# [PROBLEM]
Repeat each line of the records below exactly.

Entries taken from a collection
____
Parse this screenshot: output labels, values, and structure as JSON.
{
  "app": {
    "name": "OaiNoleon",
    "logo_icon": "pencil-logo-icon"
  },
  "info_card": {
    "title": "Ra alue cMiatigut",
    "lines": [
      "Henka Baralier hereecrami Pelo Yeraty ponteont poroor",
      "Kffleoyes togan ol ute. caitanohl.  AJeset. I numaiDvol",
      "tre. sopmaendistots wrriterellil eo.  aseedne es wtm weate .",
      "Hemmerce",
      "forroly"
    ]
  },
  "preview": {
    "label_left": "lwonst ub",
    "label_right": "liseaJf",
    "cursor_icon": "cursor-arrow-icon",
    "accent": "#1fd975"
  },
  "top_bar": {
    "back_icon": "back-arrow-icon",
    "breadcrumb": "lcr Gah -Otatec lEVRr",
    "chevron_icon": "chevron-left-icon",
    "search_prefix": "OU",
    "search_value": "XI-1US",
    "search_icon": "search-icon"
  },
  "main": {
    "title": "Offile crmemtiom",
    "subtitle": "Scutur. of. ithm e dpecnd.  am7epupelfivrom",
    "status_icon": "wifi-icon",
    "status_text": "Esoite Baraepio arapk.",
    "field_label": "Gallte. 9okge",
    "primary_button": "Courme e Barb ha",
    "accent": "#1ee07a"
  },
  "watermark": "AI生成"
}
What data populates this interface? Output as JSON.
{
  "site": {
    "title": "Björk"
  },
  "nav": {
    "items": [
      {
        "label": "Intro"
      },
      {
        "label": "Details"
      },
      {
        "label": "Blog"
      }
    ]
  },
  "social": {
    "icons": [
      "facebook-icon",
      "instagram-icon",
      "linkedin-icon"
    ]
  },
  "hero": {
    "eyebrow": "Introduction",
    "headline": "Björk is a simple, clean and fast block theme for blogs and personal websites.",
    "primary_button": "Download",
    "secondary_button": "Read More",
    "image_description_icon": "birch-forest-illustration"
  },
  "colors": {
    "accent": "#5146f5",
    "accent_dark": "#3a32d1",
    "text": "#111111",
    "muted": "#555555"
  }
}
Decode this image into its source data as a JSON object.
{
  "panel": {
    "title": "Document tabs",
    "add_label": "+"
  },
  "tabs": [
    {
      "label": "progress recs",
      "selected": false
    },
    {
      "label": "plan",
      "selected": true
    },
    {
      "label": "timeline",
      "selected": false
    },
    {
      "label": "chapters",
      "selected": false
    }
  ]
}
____
# [FINISHED TASK]
Parse this screenshot: output labels, values, and structure as JSON.
{
  "app": {
    "name": "OaiNoleon",
    "logo_icon": "pencil-logo-icon"
  },
  "info_card": {
    "title": "Ra alue cMiatigut",
    "lines": [
      "Henka Baralier hereecrami Pelo Yeraty ponteont poroor",
      "Kffleoyes togan ol ute. caitanohl.  AJeset. I numaiDvol",
      "tre. sopmaendistots wrriterellil eo.  aseedne es wtm weate .",
      "Hemmerce",
      "forroly"
    ]
  },
  "preview": {
    "label_left": "lwonst ub",
    "label_right": "liseaJf",
    "cursor_icon": "cursor-arrow-icon",
    "accent": "#1fd975"
  },
  "top_bar": {
    "back_icon": "back-arrow-icon",
    "breadcrumb": "lcr Gah -Otatec lEVRr",
    "chevron_icon": "chevron-left-icon",
    "search_prefix": "OU",
    "search_value": "XI-1US",
    "search_icon": "search-icon"
  },
  "main": {
    "title": "Offile crmemtiom",
    "subtitle": "Scutur. of. ithm e dpecnd.  am7epupelfivrom",
    "status_icon": "wifi-icon",
    "status_text": "Esoite Baraepio arapk.",
    "field_label": "Gallte. 9okge",
    "primary_button": "Courme e Barb ha",
    "accent": "#1ee07a"
  },
  "watermark": "AI生成"
}
What data populates this interface? Output as JSON.
{
  "site": {
    "title": "Björk"
  },
  "nav": {
    "items": [
      {
        "label": "Intro"
      },
      {
        "label": "Details"
      },
      {
        "label": "Blog"
      }
    ]
  },
  "social": {
    "icons": [
      "facebook-icon",
      "instagram-icon",
      "linkedin-icon"
    ]
  },
  "hero": {
    "eyebrow": "Introduction",
    "headline": "Björk is a simple, clean and fast block theme for blogs and personal websites.",
    "primary_button": "Download",
    "secondary_button": "Read More",
    "image_description_icon": "birch-forest-illustration"
  },
  "colors": {
    "accent": "#5146f5",
    "accent_dark": "#3a32d1",
    "text": "#111111",
    "muted": "#555555"
  }
}
Decode this image into its source data as a JSON object.
{
  "panel": {
    "title": "Document tabs",
    "add_label": "+"
  },
  "tabs": [
    {
      "label": "progress recs",
      "selected": false
    },
    {
      "label": "plan",
      "selected": true
    },
    {
      "label": "timeline",
      "selected": false
    },
    {
      "label": "chapters",
      "selected": false
    }
  ]
}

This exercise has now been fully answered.